This tip is essential for choosing a focal point. You don't want your eyes distracted by looking at too many bright colors or clashing patterns. Pick one color or item that you wish to serve as the focus, and limit your color choices to no more than two or three. This style, also known as eclectic, follows some familiar trends. Like cluttercore, eclectic-inspired decor is about showing your true personality (via Apartment List). This design style favors bold colors and unique choices. It makes an excellent choice for those who love to travel and pick up beautiful items from each destination.

Add a fireman's pole

This last tip is a little out of the ordinary. According to Houzz, we are never too old to have a little fun, especially inside our homes. Add some fun to your living space with chutes, ladders, or fireman's poles. Slides are, for obvious reasons, best suited to children's rooms, but they don't have to stay there. Think about dropping one from your bedroom down to the living room. Imagine the tales your guests will tell once they've visited your home.

Another tip is to install a fire pole, just like the one Mia used in the loft each morning. Adding one as a decorative accent speaks to your character and personality. If you plan on using your fire pole, mudrooms and entryways make ideal locations. McIntire Brassworks is the only manufacturer of fire poles in the nation. It sells most of its products to active firehouses, but it also has a few residential customers. How extravagant you go depends on your tastes and, of course, your budget.
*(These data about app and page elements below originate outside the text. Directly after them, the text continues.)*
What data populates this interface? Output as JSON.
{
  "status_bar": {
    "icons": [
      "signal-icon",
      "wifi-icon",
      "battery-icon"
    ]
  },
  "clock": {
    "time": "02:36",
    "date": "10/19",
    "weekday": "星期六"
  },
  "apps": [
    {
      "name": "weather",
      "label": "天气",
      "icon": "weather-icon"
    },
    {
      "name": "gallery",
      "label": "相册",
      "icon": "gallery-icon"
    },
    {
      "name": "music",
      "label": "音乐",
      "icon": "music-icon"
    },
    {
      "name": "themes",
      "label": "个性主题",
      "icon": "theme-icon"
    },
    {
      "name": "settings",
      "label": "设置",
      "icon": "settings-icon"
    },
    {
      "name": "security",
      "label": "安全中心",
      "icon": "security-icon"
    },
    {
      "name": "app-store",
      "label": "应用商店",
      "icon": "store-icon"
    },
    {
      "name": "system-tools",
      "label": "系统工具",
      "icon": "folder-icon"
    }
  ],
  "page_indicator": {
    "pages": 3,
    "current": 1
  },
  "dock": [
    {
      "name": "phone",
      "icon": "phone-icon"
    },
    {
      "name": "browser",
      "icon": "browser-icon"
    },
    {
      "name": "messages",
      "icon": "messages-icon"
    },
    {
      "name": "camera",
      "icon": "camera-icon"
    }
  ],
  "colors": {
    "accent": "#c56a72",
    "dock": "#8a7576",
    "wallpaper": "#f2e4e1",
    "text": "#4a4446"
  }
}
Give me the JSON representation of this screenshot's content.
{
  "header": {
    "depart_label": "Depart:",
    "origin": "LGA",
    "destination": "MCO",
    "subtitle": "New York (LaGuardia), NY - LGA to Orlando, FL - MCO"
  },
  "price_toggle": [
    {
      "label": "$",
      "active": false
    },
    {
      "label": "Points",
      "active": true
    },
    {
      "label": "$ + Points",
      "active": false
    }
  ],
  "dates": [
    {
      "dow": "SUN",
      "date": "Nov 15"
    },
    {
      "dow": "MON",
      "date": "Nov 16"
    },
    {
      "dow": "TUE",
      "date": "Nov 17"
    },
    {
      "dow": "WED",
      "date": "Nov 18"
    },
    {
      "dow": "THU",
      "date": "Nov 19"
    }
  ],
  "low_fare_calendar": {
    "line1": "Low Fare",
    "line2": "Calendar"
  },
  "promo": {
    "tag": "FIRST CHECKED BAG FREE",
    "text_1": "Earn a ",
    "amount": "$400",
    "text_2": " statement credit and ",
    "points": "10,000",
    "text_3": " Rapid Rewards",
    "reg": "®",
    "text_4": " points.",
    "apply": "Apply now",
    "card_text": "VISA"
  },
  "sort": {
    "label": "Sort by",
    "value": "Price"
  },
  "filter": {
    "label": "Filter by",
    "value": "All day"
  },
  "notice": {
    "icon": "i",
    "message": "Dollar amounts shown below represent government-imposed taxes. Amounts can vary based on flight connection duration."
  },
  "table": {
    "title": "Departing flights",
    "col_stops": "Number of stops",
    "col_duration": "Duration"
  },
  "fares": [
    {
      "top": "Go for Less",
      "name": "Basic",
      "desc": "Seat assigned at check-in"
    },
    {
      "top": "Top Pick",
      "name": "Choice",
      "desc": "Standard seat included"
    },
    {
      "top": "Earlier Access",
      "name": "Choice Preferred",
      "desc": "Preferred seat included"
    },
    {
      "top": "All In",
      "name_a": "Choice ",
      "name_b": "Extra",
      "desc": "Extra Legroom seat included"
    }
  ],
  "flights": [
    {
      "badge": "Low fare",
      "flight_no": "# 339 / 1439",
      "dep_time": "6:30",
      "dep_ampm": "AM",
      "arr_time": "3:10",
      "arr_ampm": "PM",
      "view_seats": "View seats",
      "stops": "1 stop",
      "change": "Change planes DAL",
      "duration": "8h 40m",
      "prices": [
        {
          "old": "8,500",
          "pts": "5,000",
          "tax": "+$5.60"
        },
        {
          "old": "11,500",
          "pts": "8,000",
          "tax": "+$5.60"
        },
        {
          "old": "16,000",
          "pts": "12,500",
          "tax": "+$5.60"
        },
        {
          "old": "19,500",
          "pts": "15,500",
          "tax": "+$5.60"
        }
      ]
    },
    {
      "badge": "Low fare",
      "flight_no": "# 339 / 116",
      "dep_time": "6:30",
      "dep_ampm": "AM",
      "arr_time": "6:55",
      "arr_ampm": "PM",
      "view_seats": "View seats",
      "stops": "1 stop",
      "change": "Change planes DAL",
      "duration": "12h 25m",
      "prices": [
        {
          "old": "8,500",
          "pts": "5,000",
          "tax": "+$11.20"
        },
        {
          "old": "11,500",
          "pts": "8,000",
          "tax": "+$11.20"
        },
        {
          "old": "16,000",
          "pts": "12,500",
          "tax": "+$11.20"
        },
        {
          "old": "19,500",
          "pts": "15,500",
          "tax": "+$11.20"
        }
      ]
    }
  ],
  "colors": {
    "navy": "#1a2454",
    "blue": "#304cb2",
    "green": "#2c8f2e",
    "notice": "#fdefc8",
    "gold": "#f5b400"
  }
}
There is reportedly a buyer who spent $30,000 to add a firepole to his garage and land squarely between his two Ferraris (via JLC Construction). For most of us, refurbished poles might be a more practical option. These cost around $2,000. Imagine all the personality and vivacity you'll be adding to your home with a real fireman's pole.